Fever is the body's
normal and healthy reaction to infection and other illnesses, both minor and
serious. Fevers help the body fight infection. Fever is a symptom, not a
disease. In most cases, fever means your child has a minor illness. Often you
must look at your child's other symptoms to determine how serious the illness
is. Although it may be scary when your child's temperature goes up, fever is
The average normal body
temperature is about
98.6°F (37°C). It usually rises
during the day from a low of
97.4°F (36.3°C) in the morning
to a high of 99.6°F (37.6°C) in the late afternoon. Each child has a normal temperature
range that may be different from another child's. Mild increases to
100.4°F (38°C) can be caused by exercising,
wearing too many clothes, taking a hot bath, or being outside in hot
Temperature varies depending on how you take it. The most common ways to measure it are:
You can also use:
- Forehead thermometers.
- Pacifier thermometers.
Some methods may not be as reliable or accurate as others. For information about taking
accurate temperatures, see the topic
If you think your child
has a fever but you are not able to measure his or her temperature, it is
important to look for other symptoms of illness.
Children tend to
run higher fevers than adults. The degree of fever may not indicate how serious
your child's illness is. With a minor illness, such as a cold, a child may have
a temperature of 104°F (40°C), while a very serious infection may not
cause a fever or may cause only a mild fever. With many illnesses, a fever temperature can go up and down very quickly and often, so be sure to look for other
symptoms along with the fever.
Babies with a fever often have an infection caused by a virus, such as a cold or the flu. Infections caused by bacteria, such as a urinary infection or bacterial pneumonia, also can cause a fever.
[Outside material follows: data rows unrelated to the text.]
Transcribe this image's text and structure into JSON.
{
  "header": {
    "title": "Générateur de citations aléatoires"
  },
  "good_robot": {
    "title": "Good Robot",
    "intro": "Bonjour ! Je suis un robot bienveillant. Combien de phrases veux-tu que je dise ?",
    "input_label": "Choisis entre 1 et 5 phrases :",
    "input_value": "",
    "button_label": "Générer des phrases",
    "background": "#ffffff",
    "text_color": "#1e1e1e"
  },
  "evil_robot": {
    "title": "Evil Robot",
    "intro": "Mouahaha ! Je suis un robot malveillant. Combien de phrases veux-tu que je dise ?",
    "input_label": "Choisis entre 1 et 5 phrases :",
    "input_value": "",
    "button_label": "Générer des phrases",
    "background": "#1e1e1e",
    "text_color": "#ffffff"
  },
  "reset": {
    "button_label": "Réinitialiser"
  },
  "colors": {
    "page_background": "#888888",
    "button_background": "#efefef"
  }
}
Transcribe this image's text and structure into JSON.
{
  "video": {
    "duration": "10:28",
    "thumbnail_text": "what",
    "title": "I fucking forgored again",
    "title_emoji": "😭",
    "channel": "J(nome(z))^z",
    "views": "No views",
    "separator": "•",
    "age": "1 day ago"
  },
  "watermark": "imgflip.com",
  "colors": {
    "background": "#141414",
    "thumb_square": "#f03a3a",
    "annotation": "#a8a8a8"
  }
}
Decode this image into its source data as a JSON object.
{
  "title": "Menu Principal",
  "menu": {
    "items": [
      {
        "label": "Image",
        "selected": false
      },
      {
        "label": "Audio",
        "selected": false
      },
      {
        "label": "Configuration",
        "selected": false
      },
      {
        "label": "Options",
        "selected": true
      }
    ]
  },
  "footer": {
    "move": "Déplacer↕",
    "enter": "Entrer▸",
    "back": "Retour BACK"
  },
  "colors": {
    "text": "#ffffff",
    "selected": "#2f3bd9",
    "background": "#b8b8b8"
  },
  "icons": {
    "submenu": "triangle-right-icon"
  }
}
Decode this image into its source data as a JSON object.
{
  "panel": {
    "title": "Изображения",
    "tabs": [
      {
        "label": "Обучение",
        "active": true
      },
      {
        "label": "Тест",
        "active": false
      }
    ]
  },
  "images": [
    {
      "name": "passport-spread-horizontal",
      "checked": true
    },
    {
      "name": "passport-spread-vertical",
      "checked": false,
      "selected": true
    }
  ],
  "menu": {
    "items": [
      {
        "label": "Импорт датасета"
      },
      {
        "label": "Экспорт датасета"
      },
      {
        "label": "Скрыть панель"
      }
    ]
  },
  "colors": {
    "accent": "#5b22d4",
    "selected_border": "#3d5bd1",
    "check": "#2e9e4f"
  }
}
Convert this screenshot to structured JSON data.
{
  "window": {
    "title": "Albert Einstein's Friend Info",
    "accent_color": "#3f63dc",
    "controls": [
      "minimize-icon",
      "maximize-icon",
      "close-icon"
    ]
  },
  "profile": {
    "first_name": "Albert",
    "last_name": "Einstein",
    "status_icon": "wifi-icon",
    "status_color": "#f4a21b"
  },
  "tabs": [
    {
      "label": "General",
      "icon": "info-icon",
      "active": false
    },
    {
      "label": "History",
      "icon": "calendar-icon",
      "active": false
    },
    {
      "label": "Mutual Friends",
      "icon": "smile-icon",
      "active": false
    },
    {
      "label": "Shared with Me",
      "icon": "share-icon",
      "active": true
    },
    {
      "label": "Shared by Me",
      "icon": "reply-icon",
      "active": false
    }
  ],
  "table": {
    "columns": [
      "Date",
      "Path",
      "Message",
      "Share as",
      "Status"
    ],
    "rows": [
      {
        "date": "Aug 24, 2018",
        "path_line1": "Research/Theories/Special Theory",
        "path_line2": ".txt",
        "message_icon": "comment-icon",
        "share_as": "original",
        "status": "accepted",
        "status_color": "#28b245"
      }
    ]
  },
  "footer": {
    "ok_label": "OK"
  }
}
Babies younger than 3 months should be seen by a doctor anytime they have a fever because they can get extremely sick quickly.
A fever in a healthy child is
usually not dangerous, especially if the child does not have other symptoms and
the fever goes away in 3 to 4 days. Most children who have a fever will be
fussy and play less and may not eat as much as usual.
may make your child uncomfortable, but they rarely cause serious problems.
There is no medical evidence that fevers from infection cause brain damage. The
body limits a fever caused by infection from rising above
106°F (41.1°C). But outside heat—such as from
being in a car that is parked in the sun—can cause body temperature to rise
above 107°F (41.7°C), and brain damage can
Childhood immunizations can reduce the risk for
fever-related illnesses, such as
Haemophilus influenzae type bHaemophilus influenzae (Hib) infection.
Although no vaccine is 100% effective, most routine childhood immunizations are
effective for 85% to 95% of the children who receive them. For more
information, see the topic